* Data for processing
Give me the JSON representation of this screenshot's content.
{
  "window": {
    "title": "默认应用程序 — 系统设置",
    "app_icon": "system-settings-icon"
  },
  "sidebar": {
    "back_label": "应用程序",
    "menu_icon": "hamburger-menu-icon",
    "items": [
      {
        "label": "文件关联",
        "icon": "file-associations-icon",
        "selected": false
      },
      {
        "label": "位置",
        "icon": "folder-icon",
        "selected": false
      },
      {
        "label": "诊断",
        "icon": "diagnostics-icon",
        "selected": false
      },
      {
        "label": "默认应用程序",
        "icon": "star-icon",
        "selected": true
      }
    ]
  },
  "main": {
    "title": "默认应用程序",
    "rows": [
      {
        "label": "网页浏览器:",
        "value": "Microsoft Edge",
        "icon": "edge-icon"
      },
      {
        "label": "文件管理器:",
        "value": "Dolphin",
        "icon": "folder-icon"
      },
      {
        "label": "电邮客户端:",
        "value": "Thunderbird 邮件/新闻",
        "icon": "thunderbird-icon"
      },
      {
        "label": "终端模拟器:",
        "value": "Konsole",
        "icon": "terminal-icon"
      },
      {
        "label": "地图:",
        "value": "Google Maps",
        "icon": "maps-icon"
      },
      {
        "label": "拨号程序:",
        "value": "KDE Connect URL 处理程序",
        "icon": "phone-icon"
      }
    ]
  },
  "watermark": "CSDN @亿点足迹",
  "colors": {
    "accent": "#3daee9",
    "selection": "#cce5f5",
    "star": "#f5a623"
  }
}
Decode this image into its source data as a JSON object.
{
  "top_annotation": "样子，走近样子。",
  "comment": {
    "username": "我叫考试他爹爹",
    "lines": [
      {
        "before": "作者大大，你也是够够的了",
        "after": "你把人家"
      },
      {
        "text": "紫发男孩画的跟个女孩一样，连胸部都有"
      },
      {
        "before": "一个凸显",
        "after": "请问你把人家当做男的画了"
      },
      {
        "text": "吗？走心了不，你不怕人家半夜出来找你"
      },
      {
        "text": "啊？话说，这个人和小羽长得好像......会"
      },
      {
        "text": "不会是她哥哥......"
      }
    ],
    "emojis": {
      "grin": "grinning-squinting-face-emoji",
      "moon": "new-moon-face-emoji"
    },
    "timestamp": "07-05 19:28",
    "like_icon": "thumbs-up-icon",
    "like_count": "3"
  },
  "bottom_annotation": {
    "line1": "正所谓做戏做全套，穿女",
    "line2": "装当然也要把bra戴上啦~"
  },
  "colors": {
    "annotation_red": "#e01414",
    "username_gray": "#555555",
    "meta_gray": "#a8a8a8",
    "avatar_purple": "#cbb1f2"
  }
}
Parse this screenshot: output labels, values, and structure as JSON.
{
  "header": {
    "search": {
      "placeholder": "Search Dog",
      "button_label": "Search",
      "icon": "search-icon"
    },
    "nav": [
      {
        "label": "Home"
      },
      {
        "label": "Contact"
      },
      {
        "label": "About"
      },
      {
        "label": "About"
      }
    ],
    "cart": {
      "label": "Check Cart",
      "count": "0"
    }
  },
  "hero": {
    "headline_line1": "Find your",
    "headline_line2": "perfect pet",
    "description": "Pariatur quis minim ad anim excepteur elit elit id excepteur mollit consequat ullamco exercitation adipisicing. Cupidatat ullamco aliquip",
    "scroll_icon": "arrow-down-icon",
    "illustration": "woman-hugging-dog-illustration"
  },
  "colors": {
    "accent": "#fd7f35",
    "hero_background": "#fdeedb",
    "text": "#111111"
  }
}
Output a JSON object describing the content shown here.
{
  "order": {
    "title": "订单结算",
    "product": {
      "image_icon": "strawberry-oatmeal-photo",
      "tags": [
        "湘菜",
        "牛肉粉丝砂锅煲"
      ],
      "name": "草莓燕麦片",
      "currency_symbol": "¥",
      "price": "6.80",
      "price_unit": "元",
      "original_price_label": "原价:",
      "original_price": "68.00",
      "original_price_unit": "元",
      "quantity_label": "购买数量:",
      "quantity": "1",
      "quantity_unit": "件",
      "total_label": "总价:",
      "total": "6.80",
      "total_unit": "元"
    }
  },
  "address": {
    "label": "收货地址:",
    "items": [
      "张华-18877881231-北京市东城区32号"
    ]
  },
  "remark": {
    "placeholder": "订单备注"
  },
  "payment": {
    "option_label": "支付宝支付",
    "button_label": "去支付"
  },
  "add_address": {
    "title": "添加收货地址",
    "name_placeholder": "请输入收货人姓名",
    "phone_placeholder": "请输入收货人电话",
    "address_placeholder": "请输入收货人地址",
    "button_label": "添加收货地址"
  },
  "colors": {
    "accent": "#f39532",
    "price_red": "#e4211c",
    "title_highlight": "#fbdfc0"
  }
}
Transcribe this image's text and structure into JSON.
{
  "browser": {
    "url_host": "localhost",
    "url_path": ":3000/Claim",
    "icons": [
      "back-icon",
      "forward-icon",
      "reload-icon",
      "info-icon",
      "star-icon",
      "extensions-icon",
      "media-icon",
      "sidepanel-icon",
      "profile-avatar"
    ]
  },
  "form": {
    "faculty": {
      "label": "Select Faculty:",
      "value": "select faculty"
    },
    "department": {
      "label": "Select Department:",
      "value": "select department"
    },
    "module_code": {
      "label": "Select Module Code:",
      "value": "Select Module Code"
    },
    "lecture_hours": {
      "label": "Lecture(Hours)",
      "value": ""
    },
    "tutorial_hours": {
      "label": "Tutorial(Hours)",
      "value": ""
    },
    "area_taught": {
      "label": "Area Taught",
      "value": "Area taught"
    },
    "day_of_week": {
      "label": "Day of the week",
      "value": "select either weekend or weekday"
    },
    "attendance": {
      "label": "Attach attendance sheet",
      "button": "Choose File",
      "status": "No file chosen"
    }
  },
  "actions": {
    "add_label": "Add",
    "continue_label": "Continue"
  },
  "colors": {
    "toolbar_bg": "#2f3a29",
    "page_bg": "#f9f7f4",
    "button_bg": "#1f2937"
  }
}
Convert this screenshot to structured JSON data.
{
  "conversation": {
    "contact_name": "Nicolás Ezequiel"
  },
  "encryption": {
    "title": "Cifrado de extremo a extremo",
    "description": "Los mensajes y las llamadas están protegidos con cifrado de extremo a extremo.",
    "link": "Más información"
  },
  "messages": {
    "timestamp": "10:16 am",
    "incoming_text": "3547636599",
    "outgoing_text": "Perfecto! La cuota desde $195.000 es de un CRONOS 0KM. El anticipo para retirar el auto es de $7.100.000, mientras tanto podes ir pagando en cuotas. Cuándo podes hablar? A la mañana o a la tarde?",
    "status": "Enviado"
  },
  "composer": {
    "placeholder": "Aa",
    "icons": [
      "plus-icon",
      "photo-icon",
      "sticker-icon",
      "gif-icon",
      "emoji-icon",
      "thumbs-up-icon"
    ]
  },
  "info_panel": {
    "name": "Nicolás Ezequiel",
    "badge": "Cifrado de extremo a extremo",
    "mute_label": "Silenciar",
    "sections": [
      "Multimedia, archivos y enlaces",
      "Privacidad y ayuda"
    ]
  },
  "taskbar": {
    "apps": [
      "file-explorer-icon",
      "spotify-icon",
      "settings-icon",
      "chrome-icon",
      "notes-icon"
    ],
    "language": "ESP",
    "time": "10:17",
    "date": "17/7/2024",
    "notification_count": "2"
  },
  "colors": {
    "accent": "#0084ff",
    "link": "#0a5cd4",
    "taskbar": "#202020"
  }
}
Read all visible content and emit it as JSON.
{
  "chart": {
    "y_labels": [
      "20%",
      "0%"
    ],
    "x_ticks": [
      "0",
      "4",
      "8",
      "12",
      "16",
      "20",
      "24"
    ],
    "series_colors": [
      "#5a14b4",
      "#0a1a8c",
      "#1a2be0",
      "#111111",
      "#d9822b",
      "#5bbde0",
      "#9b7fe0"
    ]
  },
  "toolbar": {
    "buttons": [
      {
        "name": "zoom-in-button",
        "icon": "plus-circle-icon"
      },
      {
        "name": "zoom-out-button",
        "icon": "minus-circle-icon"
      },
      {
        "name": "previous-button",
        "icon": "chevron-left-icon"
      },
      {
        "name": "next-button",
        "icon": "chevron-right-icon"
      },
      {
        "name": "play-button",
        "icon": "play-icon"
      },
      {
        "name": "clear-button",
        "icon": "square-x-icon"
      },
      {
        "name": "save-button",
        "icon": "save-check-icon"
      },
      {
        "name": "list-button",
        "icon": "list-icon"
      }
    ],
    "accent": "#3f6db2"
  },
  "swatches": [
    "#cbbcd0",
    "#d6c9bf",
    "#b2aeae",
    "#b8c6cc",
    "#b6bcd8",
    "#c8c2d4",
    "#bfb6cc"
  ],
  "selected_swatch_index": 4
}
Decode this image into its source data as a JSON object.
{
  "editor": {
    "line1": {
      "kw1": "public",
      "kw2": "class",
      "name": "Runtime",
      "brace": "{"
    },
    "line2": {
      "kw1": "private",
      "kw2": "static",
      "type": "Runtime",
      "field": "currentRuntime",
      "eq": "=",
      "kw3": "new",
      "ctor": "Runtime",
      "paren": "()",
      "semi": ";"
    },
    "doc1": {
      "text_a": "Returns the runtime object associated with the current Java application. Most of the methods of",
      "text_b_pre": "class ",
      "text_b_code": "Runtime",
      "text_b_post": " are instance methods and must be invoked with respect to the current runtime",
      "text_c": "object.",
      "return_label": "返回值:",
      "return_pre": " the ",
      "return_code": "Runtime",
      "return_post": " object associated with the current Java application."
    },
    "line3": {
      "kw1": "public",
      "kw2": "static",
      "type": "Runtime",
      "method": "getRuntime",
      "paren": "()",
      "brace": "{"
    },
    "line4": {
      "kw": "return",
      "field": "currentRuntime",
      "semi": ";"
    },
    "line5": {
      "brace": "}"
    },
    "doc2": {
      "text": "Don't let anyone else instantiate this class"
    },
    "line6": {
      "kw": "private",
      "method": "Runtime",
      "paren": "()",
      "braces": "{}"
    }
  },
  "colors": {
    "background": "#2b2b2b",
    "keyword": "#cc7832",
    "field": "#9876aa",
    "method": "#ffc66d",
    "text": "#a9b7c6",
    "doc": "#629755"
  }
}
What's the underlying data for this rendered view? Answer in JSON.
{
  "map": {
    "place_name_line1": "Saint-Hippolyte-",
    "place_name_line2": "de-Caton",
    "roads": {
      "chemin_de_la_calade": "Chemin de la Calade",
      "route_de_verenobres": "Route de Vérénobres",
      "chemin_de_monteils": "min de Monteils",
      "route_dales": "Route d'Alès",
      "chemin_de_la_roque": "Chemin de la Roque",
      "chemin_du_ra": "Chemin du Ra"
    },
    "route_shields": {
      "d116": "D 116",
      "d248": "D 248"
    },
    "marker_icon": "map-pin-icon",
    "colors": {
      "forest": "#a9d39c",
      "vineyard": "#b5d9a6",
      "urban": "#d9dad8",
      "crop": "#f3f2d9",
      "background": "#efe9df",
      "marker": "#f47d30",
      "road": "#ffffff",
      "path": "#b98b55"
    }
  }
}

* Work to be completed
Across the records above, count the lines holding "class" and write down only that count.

* Answer to this exercise
3